:: TASK INSTRUCTIONS ::
Copy out all of the entries, keeping every word the same.

(Component data from apps and pages)
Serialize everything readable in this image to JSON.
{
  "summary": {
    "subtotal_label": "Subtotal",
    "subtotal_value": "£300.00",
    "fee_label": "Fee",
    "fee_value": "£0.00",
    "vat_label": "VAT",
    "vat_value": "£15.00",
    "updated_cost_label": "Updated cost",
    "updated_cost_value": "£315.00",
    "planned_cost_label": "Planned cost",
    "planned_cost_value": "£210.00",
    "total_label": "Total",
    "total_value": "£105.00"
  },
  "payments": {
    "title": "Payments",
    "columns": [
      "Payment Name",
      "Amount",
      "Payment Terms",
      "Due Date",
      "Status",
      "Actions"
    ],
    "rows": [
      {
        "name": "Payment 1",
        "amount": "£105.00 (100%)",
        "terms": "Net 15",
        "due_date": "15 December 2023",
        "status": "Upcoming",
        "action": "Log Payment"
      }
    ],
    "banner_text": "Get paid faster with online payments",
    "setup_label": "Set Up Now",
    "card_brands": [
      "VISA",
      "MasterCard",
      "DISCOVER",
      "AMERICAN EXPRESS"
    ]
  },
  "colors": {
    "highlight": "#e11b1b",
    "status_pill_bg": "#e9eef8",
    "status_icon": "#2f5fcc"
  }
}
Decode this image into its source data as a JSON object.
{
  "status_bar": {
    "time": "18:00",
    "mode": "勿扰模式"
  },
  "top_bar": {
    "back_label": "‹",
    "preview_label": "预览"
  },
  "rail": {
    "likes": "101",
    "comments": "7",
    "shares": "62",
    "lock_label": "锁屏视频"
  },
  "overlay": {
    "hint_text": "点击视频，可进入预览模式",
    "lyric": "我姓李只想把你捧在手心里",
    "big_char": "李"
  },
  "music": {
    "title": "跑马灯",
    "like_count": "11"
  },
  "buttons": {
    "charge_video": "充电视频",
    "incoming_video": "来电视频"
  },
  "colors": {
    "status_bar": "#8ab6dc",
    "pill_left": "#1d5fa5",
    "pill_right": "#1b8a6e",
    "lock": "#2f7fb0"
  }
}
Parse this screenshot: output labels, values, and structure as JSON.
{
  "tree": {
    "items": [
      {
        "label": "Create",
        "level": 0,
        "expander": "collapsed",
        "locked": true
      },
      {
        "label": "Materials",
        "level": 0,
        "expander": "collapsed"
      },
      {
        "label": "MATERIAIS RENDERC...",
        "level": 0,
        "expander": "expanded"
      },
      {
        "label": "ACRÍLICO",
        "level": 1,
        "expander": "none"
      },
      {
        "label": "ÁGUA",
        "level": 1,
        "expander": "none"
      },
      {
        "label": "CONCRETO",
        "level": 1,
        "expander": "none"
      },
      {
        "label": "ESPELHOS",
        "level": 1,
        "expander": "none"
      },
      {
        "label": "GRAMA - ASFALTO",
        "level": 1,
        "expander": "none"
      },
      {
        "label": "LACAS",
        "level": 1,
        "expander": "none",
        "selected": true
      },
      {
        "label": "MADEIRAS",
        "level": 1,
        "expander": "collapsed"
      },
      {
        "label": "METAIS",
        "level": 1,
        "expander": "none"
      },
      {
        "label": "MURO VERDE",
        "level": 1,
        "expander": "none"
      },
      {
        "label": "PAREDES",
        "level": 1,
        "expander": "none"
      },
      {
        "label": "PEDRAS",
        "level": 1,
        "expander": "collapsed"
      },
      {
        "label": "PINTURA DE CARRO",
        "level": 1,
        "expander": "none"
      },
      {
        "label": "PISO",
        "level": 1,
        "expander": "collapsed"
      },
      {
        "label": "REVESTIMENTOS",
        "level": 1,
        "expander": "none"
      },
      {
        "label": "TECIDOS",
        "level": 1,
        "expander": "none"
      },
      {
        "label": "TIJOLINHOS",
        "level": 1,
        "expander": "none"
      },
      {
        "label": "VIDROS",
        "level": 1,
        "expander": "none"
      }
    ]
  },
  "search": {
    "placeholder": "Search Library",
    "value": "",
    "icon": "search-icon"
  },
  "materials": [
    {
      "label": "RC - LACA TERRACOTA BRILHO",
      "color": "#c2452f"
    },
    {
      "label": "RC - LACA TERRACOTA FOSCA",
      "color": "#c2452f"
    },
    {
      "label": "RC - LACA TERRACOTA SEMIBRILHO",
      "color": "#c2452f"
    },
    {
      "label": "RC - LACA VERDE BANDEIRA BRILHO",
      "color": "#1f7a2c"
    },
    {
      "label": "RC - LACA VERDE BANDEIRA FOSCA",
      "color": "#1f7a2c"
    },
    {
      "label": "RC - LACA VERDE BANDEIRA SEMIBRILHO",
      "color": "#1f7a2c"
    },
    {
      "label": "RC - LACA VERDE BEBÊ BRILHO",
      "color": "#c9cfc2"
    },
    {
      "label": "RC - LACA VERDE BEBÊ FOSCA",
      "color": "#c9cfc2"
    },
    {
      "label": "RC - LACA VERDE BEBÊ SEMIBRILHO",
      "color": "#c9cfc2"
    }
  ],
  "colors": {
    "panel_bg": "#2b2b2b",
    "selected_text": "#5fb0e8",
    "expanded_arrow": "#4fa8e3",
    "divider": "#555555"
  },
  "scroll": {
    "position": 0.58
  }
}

:: TASK RESPONSE ::
Serialize everything readable in this image to JSON.
{
  "summary": {
    "subtotal_label": "Subtotal",
    "subtotal_value": "£300.00",
    "fee_label": "Fee",
    "fee_value": "£0.00",
    "vat_label": "VAT",
    "vat_value": "£15.00",
    "updated_cost_label": "Updated cost",
    "updated_cost_value": "£315.00",
    "planned_cost_label": "Planned cost",
    "planned_cost_value": "£210.00",
    "total_label": "Total",
    "total_value": "£105.00"
  },
  "payments": {
    "title": "Payments",
    "columns": [
      "Payment Name",
      "Amount",
      "Payment Terms",
      "Due Date",
      "Status",
      "Actions"
    ],
    "rows": [
      {
        "name": "Payment 1",
        "amount": "£105.00 (100%)",
        "terms": "Net 15",
        "due_date": "15 December 2023",
        "status": "Upcoming",
        "action": "Log Payment"
      }
    ],
    "banner_text": "Get paid faster with online payments",
    "setup_label": "Set Up Now",
    "card_brands": [
      "VISA",
      "MasterCard",
      "DISCOVER",
      "AMERICAN EXPRESS"
    ]
  },
  "colors": {
    "highlight": "#e11b1b",
    "status_pill_bg": "#e9eef8",
    "status_icon": "#2f5fcc"
  }
}
Decode this image into its source data as a JSON object.
{
  "status_bar": {
    "time": "18:00",
    "mode": "勿扰模式"
  },
  "top_bar": {
    "back_label": "‹",
    "preview_label": "预览"
  },
  "rail": {
    "likes": "101",
    "comments": "7",
    "shares": "62",
    "lock_label": "锁屏视频"
  },
  "overlay": {
    "hint_text": "点击视频，可进入预览模式",
    "lyric": "我姓李只想把你捧在手心里",
    "big_char": "李"
  },
  "music": {
    "title": "跑马灯",
    "like_count": "11"
  },
  "buttons": {
    "charge_video": "充电视频",
    "incoming_video": "来电视频"
  },
  "colors": {
    "status_bar": "#8ab6dc",
    "pill_left": "#1d5fa5",
    "pill_right": "#1b8a6e",
    "lock": "#2f7fb0"
  }
}
Parse this screenshot: output labels, values, and structure as JSON.
{
  "tree": {
    "items": [
      {
        "label": "Create",
        "level": 0,
        "expander": "collapsed",
        "locked": true
      },
      {
        "label": "Materials",
        "level": 0,
        "expander": "collapsed"
      },
      {
        "label": "MATERIAIS RENDERC...",
        "level": 0,
        "expander": "expanded"
      },
      {
        "label": "ACRÍLICO",
        "level": 1,
        "expander": "none"
      },
      {
        "label": "ÁGUA",
        "level": 1,
        "expander": "none"
      },
      {
        "label": "CONCRETO",
        "level": 1,
        "expander": "none"
      },
      {
        "label": "ESPELHOS",
        "level": 1,
        "expander": "none"
      },
      {
        "label": "GRAMA - ASFALTO",
        "level": 1,
        "expander": "none"
      },
      {
        "label": "LACAS",
        "level": 1,
        "expander": "none",
        "selected": true
      },
      {
        "label": "MADEIRAS",
        "level": 1,
        "expander": "collapsed"
      },
      {
        "label": "METAIS",
        "level": 1,
        "expander": "none"
      },
      {
        "label": "MURO VERDE",
        "level": 1,
        "expander": "none"
      },
      {
        "label": "PAREDES",
        "level": 1,
        "expander": "none"
      },
      {
        "label": "PEDRAS",
        "level": 1,
        "expander": "collapsed"
      },
      {
        "label": "PINTURA DE CARRO",
        "level": 1,
        "expander": "none"
      },
      {
        "label": "PISO",
        "level": 1,
        "expander": "collapsed"
      },
      {
        "label": "REVESTIMENTOS",
        "level": 1,
        "expander": "none"
      },
      {
        "label": "TECIDOS",
        "level": 1,
        "expander": "none"
      },
      {
        "label": "TIJOLINHOS",
        "level": 1,
        "expander": "none"
      },
      {
        "label": "VIDROS",
        "level": 1,
        "expander": "none"
      }
    ]
  },
  "search": {
    "placeholder": "Search Library",
    "value": "",
    "icon": "search-icon"
  },
  "materials": [
    {
      "label": "RC - LACA TERRACOTA BRILHO",
      "color": "#c2452f"
    },
    {
      "label": "RC - LACA TERRACOTA FOSCA",
      "color": "#c2452f"
    },
    {
      "label": "RC - LACA TERRACOTA SEMIBRILHO",
      "color": "#c2452f"
    },
    {
      "label": "RC - LACA VERDE BANDEIRA BRILHO",
      "color": "#1f7a2c"
    },
    {
      "label": "RC - LACA VERDE BANDEIRA FOSCA",
      "color": "#1f7a2c"
    },
    {
      "label": "RC - LACA VERDE BANDEIRA SEMIBRILHO",
      "color": "#1f7a2c"
    },
    {
      "label": "RC - LACA VERDE BEBÊ BRILHO",
      "color": "#c9cfc2"
    },
    {
      "label": "RC - LACA VERDE BEBÊ FOSCA",
      "color": "#c9cfc2"
    },
    {
      "label": "RC - LACA VERDE BEBÊ SEMIBRILHO",
      "color": "#c9cfc2"
    }
  ],
  "colors": {
    "panel_bg": "#2b2b2b",
    "selected_text": "#5fb0e8",
    "expanded_arrow": "#4fa8e3",
    "divider": "#555555"
  },
  "scroll": {
    "position": 0.58
  }
}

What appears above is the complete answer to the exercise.